• **Task to complete**
Go through the data below. List every line that holds the word "Windows".

Dataset excerpts
• • • •

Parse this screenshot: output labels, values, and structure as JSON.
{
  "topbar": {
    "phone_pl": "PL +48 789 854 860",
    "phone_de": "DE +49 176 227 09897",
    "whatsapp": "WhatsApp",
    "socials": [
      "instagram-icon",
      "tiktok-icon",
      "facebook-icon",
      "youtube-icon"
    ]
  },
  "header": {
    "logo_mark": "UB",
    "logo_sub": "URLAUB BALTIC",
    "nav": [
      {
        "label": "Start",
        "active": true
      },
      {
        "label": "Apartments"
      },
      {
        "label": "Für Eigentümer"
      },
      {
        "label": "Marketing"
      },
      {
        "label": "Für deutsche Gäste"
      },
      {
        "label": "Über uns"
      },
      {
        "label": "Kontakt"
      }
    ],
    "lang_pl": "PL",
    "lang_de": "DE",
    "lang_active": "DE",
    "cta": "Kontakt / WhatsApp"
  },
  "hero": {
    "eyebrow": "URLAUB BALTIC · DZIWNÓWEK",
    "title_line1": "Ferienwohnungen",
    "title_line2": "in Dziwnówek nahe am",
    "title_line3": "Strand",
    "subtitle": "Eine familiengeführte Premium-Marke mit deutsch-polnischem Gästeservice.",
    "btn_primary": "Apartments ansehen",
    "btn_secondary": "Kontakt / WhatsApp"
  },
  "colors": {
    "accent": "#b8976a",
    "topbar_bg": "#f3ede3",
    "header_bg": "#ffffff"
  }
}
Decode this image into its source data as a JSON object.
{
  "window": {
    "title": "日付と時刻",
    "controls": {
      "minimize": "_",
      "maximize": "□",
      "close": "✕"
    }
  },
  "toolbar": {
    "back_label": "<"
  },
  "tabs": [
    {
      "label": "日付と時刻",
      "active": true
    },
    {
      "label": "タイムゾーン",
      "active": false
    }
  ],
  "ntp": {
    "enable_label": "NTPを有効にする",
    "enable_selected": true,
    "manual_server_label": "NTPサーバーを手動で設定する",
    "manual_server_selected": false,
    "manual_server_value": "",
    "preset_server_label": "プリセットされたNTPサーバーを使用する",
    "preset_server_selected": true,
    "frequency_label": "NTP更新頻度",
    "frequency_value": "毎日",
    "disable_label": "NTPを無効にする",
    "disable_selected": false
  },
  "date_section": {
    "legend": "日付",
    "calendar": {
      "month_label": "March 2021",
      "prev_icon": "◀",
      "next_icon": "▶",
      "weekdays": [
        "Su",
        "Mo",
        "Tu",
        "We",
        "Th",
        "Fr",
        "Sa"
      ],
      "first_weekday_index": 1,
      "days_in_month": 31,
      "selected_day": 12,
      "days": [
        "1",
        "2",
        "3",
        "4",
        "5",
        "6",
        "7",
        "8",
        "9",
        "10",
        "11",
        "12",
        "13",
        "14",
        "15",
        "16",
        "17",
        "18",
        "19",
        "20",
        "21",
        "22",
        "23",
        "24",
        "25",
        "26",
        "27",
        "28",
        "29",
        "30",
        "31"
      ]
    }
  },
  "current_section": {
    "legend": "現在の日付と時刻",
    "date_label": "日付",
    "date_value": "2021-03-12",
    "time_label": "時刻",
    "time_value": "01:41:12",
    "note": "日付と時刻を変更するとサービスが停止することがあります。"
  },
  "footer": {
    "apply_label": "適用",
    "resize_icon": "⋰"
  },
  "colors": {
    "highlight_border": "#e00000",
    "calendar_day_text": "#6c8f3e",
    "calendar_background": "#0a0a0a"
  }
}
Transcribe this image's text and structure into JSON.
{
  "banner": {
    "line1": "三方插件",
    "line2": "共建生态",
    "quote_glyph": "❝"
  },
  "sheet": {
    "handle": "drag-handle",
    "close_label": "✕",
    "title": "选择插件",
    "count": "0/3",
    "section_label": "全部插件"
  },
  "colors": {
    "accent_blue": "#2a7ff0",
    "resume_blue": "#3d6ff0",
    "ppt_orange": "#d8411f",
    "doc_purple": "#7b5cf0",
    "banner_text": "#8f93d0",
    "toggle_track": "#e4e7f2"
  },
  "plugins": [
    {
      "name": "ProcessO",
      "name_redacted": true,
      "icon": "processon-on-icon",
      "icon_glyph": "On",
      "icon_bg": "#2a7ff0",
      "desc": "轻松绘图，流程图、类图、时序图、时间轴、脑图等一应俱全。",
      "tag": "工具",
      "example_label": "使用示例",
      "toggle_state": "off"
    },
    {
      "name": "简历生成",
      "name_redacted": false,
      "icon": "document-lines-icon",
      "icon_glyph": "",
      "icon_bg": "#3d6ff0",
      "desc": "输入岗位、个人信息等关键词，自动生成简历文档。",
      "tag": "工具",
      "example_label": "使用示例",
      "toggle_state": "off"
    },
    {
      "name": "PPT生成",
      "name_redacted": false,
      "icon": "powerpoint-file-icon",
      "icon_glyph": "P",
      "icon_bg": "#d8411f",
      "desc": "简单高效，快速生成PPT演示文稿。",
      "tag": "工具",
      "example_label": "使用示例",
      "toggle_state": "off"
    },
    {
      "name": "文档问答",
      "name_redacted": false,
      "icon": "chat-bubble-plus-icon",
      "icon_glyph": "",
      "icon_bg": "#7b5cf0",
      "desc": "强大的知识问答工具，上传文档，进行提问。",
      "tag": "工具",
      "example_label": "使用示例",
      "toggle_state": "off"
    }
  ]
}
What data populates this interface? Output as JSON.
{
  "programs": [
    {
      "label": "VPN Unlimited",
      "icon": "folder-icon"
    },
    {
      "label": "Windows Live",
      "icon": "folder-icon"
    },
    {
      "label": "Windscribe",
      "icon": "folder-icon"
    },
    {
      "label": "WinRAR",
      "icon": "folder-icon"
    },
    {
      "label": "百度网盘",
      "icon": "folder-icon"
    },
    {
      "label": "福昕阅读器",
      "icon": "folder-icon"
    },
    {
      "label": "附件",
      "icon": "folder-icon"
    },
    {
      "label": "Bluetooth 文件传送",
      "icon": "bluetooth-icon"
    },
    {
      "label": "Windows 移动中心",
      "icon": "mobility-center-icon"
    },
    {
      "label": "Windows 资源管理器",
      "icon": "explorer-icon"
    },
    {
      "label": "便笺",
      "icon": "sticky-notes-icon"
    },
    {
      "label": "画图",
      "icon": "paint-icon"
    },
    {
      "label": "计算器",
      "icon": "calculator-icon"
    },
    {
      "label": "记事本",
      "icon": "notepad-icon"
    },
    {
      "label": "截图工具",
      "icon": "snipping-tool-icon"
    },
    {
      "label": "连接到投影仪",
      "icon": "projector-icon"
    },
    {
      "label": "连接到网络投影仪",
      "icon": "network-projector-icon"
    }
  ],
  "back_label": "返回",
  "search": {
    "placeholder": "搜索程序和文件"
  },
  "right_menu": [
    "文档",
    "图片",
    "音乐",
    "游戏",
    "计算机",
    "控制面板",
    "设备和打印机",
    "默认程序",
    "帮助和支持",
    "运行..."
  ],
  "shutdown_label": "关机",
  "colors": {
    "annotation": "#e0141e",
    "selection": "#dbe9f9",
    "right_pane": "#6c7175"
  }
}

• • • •

• **Answer box**
      "label": "Windows Live",
      "label": "Windows 移动中心",
      "label": "Windows 资源管理器",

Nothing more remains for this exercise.